4. The 'W' Word. I am intrigued to understand how both sets of players, being so close to Wembley, actually feel at the moment and cope with this "pressure" that Edwards talks about. How do they control their nerves, how do they channel their excitement, how do they keep their feet on the ground? Can the pressure be simply too much? I put these questions to two Glossop players, captain Dave Young (son of manager Steve) and Rick Whelan. Both were very clear on this subject; their manager keeps them in check. Using the old cliché, they really do take one game at a time and are still in the hunt for League honours. The manager has them well focused and ensures that their feet are firmly nailed to the floor. Young believes that "whoever conquers their nerves will go through" and the manager has worked hard to ensure the players do not get carried away with things. The word 'Wembley' is well and truly banned amongst the North End players and coaching staff. Mention the 'W' word and a swift £5 fine follows. I wonder how big the kitty is?
5. Prediction?

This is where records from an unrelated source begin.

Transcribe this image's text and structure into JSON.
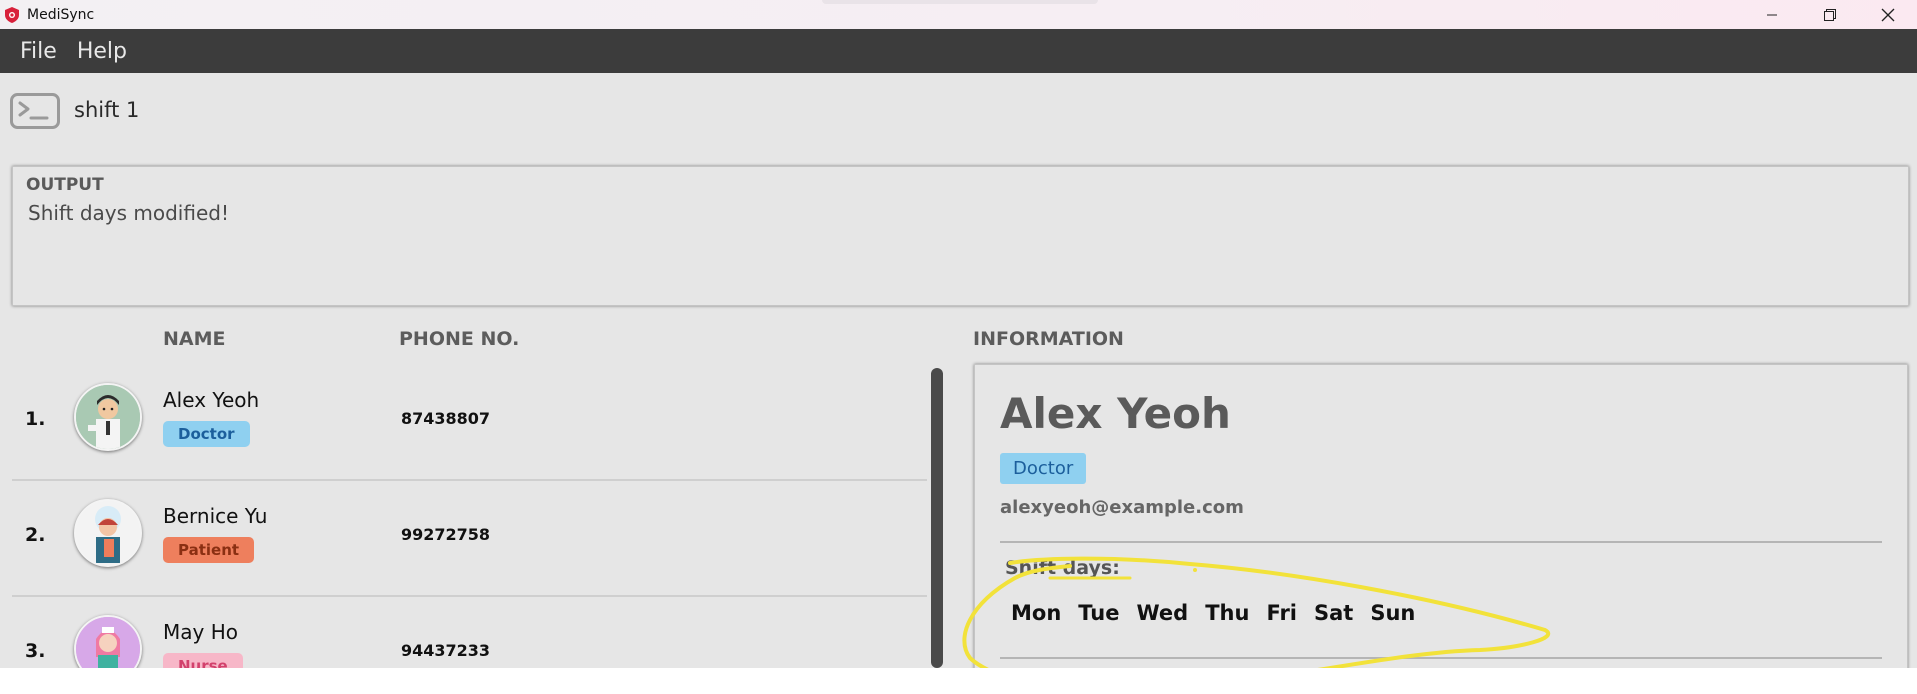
{
  "window": {
    "title": "MediSync"
  },
  "menu": {
    "items": [
      "File",
      "Help"
    ]
  },
  "command": {
    "value": "shift 1"
  },
  "output": {
    "label": "OUTPUT",
    "message": "Shift days modified!"
  },
  "list": {
    "headers": {
      "name": "NAME",
      "phone": "PHONE NO."
    },
    "persons": [
      {
        "index": "1.",
        "name": "Alex Yeoh",
        "tag": "Doctor",
        "phone": "87438807"
      },
      {
        "index": "2.",
        "name": "Bernice Yu",
        "tag": "Patient",
        "phone": "99272758"
      },
      {
        "index": "3.",
        "name": "May Ho",
        "tag": "Nurse",
        "phone": "94437233"
      }
    ]
  },
  "info": {
    "header": "INFORMATION",
    "name": "Alex Yeoh",
    "tag": "Doctor",
    "email": "alexyeoh@example.com",
    "shift_label": "Shift days:",
    "shift_days": [
      "Mon",
      "Tue",
      "Wed",
      "Thu",
      "Fri",
      "Sat",
      "Sun"
    ]
  },
  "icons": {
    "app": "red-shield-icon",
    "minimize": "minimize-icon",
    "maximize": "restore-icon",
    "close": "close-icon",
    "command": "terminal-icon"
  },
  "colors": {
    "menubar": "#3c3c3c",
    "doctor_tag_bg": "#8fd0f0",
    "doctor_tag_text": "#1c5f9c",
    "patient_tag_bg": "#ee7f5d",
    "patient_tag_text": "#8a2f12",
    "nurse_tag_bg": "#f7b7c8",
    "nurse_tag_text": "#d2416c",
    "annotation": "#f2e23a"
  }
}
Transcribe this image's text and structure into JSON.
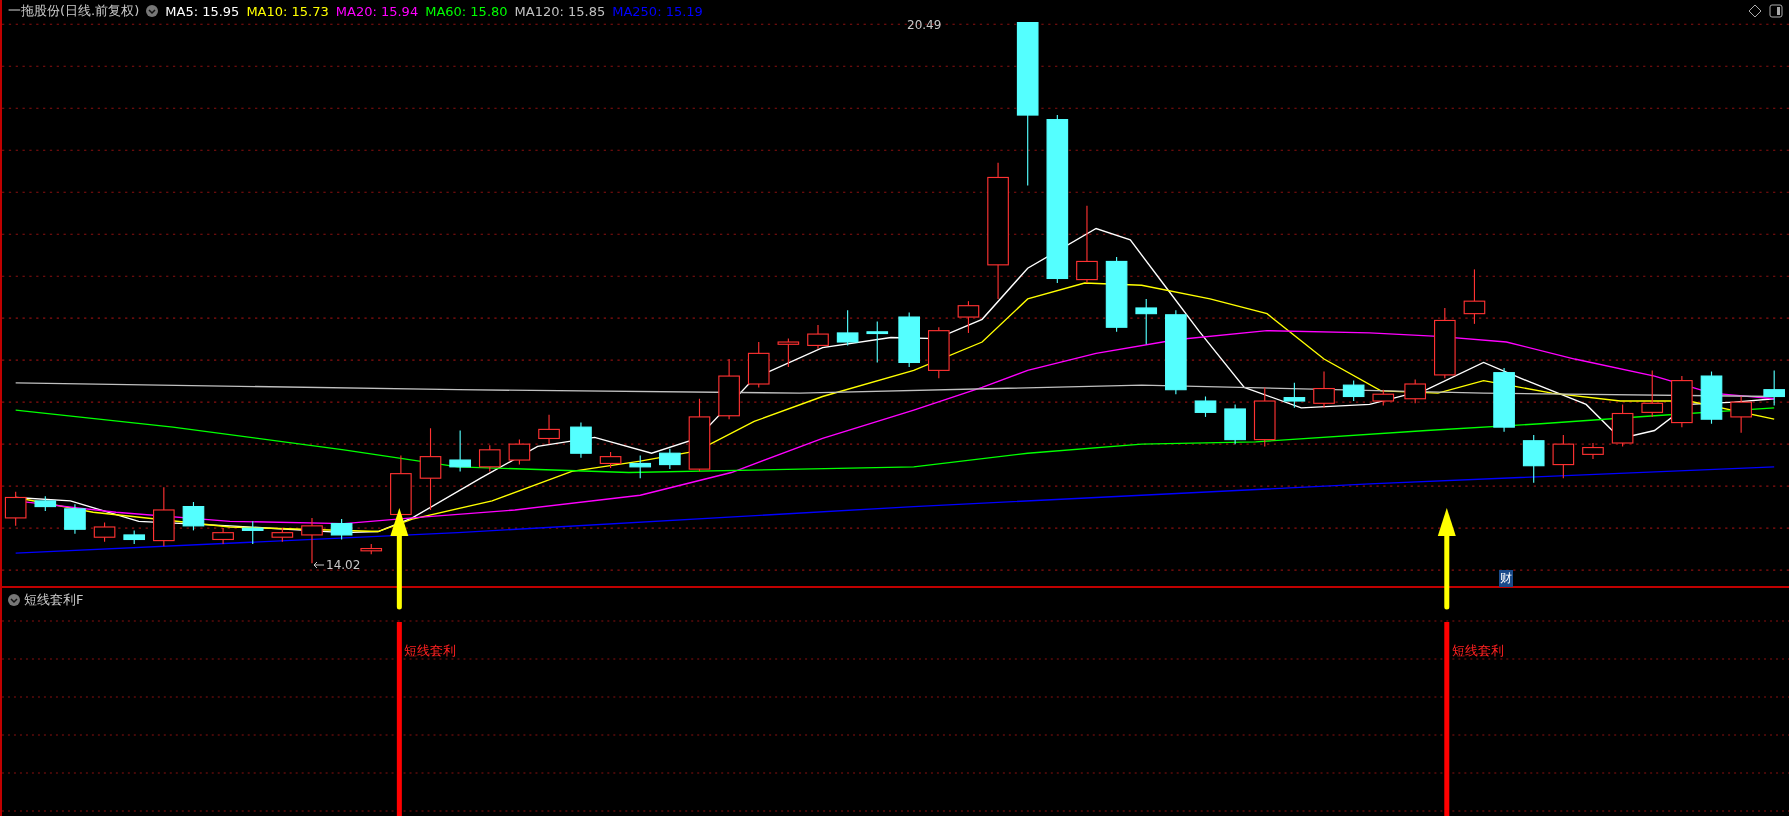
{
  "header": {
    "title": "一拖股份(日线.前复权)",
    "moving_averages": [
      {
        "label": "MA5: 15.95",
        "color": "#ffffff"
      },
      {
        "label": "MA10: 15.73",
        "color": "#ffff00"
      },
      {
        "label": "MA20: 15.94",
        "color": "#ff00ff"
      },
      {
        "label": "MA60: 15.80",
        "color": "#00ff00"
      },
      {
        "label": "MA120: 15.85",
        "color": "#c0c0c0"
      },
      {
        "label": "MA250: 15.19",
        "color": "#0000ff"
      }
    ]
  },
  "price_chart": {
    "high_label": "20.49",
    "low_label": "14.02",
    "finance_marker": "财"
  },
  "indicator": {
    "title": "短线套利F",
    "signals": [
      {
        "label": "短线套利"
      },
      {
        "label": "短线套利"
      }
    ]
  }
}
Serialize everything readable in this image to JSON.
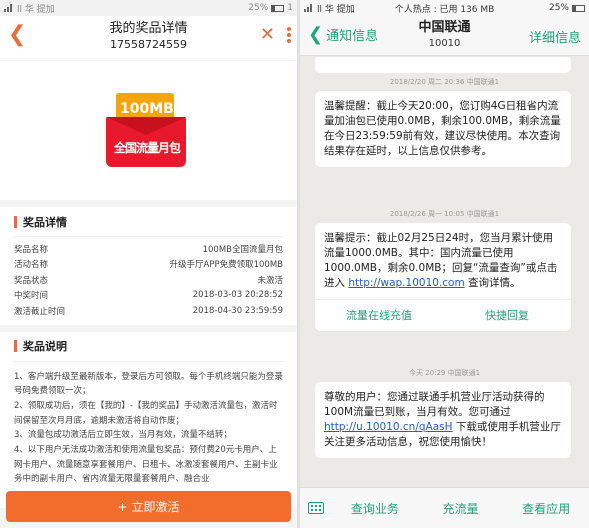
{
  "left": {
    "status": {
      "carrier": "ll 华 提加",
      "battery": "25%",
      "time": "1"
    },
    "header": {
      "title": "我的奖品详情",
      "phone": "17558724559"
    },
    "hero": {
      "badge": "100MB",
      "caption": "全国流量月包"
    },
    "detail": {
      "heading": "奖品详情",
      "rows": [
        {
          "label": "奖品名称",
          "value": "100MB全国流量月包"
        },
        {
          "label": "活动名称",
          "value": "升级手厅APP免费领取100MB"
        },
        {
          "label": "奖品状态",
          "value": "未激活"
        },
        {
          "label": "中奖时间",
          "value": "2018-03-03 20:28:52"
        },
        {
          "label": "激活截止时间",
          "value": "2018-04-30 23:59:59"
        }
      ]
    },
    "notes": {
      "heading": "奖品说明",
      "items": [
        "1、客户端升级至最新版本，登录后方可领取。每个手机终端只能为登录号码免费领取一次；",
        "2、领取成功后，须在【我的】-【我的奖品】手动激活流量包，激活时间保留至次月月底，逾期未激活将自动作废；",
        "3、流量包成功激活后立即生效，当月有效，流量不结转；",
        "4、以下用户无法成功激活和使用流量包奖品：预付费20元卡用户、上网卡用户、流量随意享套餐用户、日租卡、冰激凌套餐用户、主副卡业务中的副卡用户、省内流量无限量套餐用户、融合业"
      ]
    },
    "activate_button": "立即激活"
  },
  "right": {
    "status": {
      "left": "ll 华 提加",
      "center": "个人热点 : 已用 136 MB",
      "battery": "25%"
    },
    "header": {
      "back_label": "通知信息",
      "title": "中国联通",
      "number": "10010",
      "detail_label": "详细信息"
    },
    "messages": [
      {
        "stamp": "2018/2/20 周二 20:36 中国联通1",
        "text": "温馨提醒：截止今天20:00，您订购4G日租省内流量加油包已使用0.0MB，剩余100.0MB，剩余流量在今日23:59:59前有效，建议尽快使用。本次查询结果存在延时，以上信息仅供参考。"
      },
      {
        "stamp": "2018/2/26 周一 10:05 中国联通1",
        "text_before": "温馨提示：截止02月25日24时，您当月累计使用流量1000.0MB。其中：国内流量已使用1000.0MB，剩余0.0MB；回复“流量查询”或点击进入",
        "link": "http://wap.10010.com",
        "text_after": "查询详情。",
        "action_1": "流量在线充值",
        "action_2": "快捷回复"
      },
      {
        "stamp": "今天 20:29 中国联通1",
        "text_before": "尊敬的用户：您通过联通手机营业厅活动获得的100M流量已到账，当月有效。您可通过",
        "link": "http://u.10010.cn/qAasH",
        "text_after": "下载或使用手机营业厅关注更多活动信息，祝您使用愉快！"
      }
    ],
    "bottom_menu": [
      "查询业务",
      "充流量",
      "查看应用"
    ]
  },
  "colors": {
    "accent_orange": "#f26c2c",
    "accent_green": "#1fa37a",
    "link_blue": "#1a62c8"
  }
}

Talking of a kitty, throughout this FA Vase I and my friends have had small wagers to predict the scoreline of games we have been to. In the early rounds, PB seemed to scoop the kitty every time. But after any of us failed to get the score correct at Bitton AFC (2-0 to Glossop) and more understandably at Glossop (5-2 against Marske United), for tomorrow's game there is a double-rollover at stake. On this blog I have never predicted scores, in an effort to maintain an air of neutrality. A bit like Switzerland. To keep with tradition I'm not going to tell you want scoreline I have predicted for tomorrow. However, knowing our prediction skills, and the total unpredictability of this wonderful FA Vase competition, I would guess that we may have another rollover for the Wembley Final in May.
As Paul Gascoigne once said: "I don't make predictions and I never will".